The seasoned lawyers and litigators at The Rubinstein Law Firm are here to share their insights with you.

The problem with the one-leg stand test and OWI

Like many other states, Michigan police will more than likely use the one-leg stand test as a measurement of impairment.

The problem is it does not always identify drivers who may be intoxicated. Even so, this test has led to many OWI arrests here and across the country.

Factors that affect results

A number of factors can affect an individual’s ability to pass the one-leg stand test. For instance, age, height, weight and other physical factors may affect it. Many people also have balance problems or could experience them due to a medical condition.

Something as simple as an ear infection could compromise a person’s ability to balance on leg for a few seconds, let alone the approximately 30 seconds that most tests last.

If a driver suffers from a back, leg or foot injury, it could cause a driver to fail the test. These examples only represent the personal factors that could affect the test. The environment in which the test occurs, along with the subjective opinion of the officer could also mean a person will end up arrested for drunk driving.
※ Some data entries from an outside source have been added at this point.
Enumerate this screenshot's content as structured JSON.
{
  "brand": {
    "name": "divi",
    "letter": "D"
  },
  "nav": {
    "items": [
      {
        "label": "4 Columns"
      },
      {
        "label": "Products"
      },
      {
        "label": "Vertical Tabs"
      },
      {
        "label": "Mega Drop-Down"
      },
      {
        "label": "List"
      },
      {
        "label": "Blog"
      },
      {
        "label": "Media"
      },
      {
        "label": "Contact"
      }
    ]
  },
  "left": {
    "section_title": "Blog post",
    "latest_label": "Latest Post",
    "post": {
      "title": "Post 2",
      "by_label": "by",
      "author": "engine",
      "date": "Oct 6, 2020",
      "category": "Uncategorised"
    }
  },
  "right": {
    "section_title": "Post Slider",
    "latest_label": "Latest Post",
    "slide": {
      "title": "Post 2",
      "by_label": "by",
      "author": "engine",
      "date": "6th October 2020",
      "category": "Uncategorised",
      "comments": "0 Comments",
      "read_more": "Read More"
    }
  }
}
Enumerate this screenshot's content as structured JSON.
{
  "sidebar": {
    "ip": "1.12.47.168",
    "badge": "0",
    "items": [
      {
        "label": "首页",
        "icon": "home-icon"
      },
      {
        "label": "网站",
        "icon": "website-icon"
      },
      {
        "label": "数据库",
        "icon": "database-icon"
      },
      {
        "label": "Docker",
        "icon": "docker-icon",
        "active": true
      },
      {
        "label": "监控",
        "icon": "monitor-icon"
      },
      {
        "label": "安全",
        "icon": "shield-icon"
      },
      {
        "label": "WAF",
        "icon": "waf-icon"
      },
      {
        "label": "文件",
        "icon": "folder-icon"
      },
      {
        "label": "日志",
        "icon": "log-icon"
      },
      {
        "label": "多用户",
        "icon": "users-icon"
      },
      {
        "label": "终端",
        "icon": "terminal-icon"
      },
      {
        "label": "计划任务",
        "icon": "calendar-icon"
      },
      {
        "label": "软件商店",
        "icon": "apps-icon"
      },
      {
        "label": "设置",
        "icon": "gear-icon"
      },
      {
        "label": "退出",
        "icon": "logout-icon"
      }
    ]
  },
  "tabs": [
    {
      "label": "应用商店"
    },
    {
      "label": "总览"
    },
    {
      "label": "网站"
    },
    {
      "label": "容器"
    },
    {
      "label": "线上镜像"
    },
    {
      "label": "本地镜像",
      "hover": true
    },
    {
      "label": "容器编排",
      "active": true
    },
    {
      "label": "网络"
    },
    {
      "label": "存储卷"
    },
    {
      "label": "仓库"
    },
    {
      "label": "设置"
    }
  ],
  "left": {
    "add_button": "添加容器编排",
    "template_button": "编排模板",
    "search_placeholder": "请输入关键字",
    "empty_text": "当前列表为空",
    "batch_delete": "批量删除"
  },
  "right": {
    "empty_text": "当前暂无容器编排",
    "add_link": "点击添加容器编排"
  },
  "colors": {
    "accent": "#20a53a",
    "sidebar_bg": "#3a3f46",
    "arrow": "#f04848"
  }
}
Is the test required?

The good news is people are not legally required to participate in this or other field sobriety tests. However, calmly and politely refusing to cooperate with the officer does not mean that the officer will not arrest the driver on suspicion of OWI.

In that instance, it would be wise to consult with a criminal defense attorney as soon as possible in order to explore all of the options that may lead to the best outcome possible if charges are filed.